((
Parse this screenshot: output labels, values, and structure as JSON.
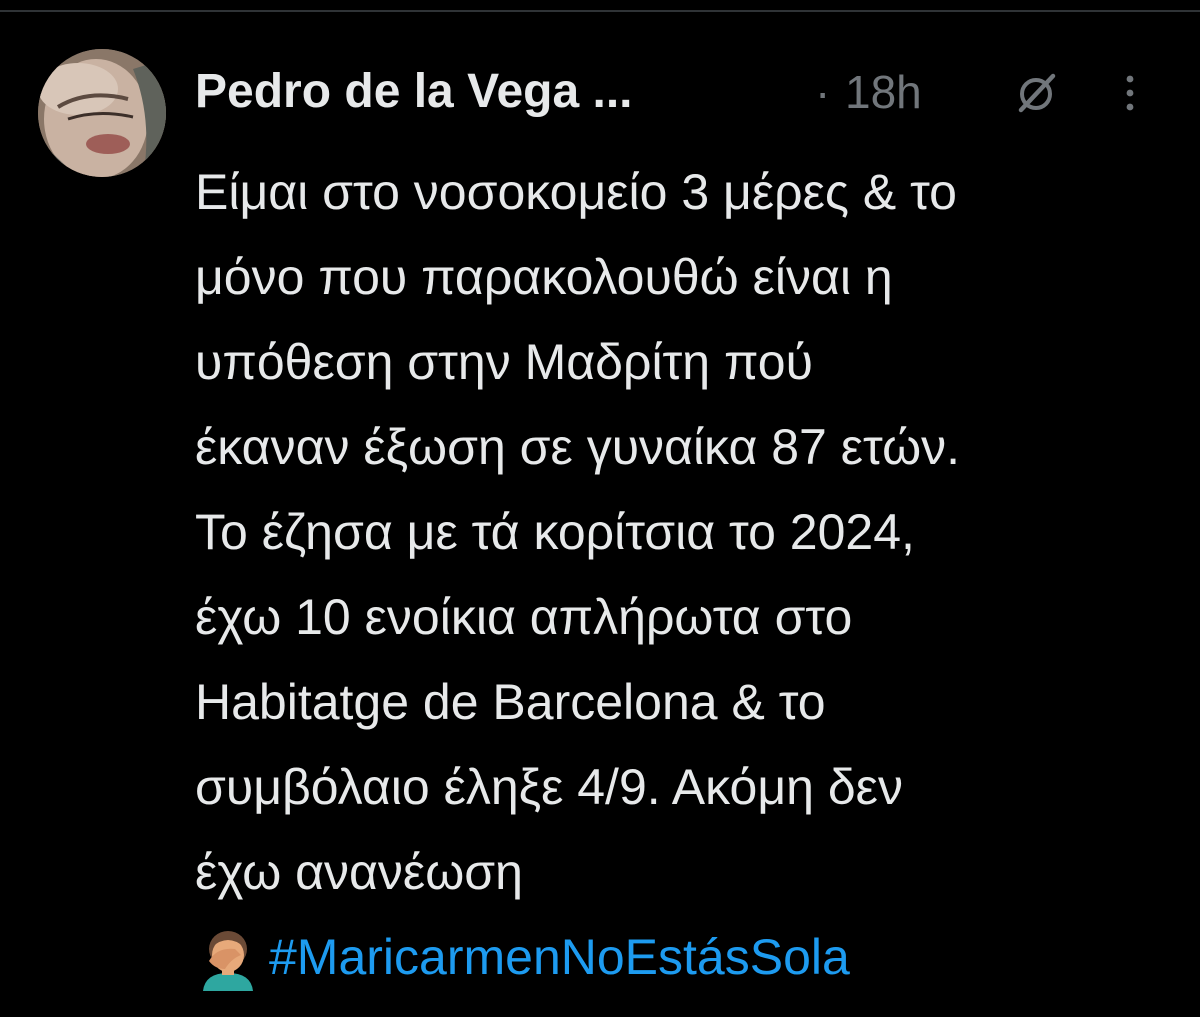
{
  "colors": {
    "background": "#000000",
    "text_primary": "#e7e9ea",
    "text_secondary": "#71767b",
    "link": "#1d9bf0",
    "divider": "#2f3336"
  },
  "tweet": {
    "author": {
      "name": "Pedro de la Vega ...",
      "avatar_icon": "avatar"
    },
    "separator": "·",
    "timestamp": "18h",
    "grok_icon": "grok-icon",
    "more_icon": "more-vertical-icon",
    "body_lines": [
      "Είμαι στο νοσοκομείο 3 μέρες & το",
      "μόνο που παρακολουθώ είναι η",
      "υπόθεση στην Μαδρίτη πού",
      "έκαναν έξωση σε γυναίκα 87 ετών.",
      "Το έζησα με τά κορίτσια το 2024,",
      "έχω 10 ενοίκια απλήρωτα στο",
      "Habitatge de Barcelona & το",
      "συμβόλαιο έληξε 4/9. Ακόμη δεν",
      "έχω ανανέωση"
    ],
    "emoji": "facepalm-emoji",
    "hashtag": "#MaricarmenNoEstásSola"
  }
}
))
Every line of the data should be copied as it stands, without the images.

Parse this screenshot: output labels, values, and structure as JSON.
{
  "colors": {
    "background": "#000000",
    "text_primary": "#e7e9ea",
    "text_secondary": "#71767b",
    "link": "#1d9bf0",
    "divider": "#2f3336"
  },
  "tweet": {
    "author": {
      "name": "Pedro de la Vega ...",
      "avatar_icon": "avatar"
    },
    "separator": "·",
    "timestamp": "18h",
    "grok_icon": "grok-icon",
    "more_icon": "more-vertical-icon",
    "body_lines": [
      "Είμαι στο νοσοκομείο 3 μέρες & το",
      "μόνο που παρακολουθώ είναι η",
      "υπόθεση στην Μαδρίτη πού",
      "έκαναν έξωση σε γυναίκα 87 ετών.",
      "Το έζησα με τά κορίτσια το 2024,",
      "έχω 10 ενοίκια απλήρωτα στο",
      "Habitatge de Barcelona & το",
      "συμβόλαιο έληξε 4/9. Ακόμη δεν",
      "έχω ανανέωση"
    ],
    "emoji": "facepalm-emoji",
    "hashtag": "#MaricarmenNoEstásSola"
  }
}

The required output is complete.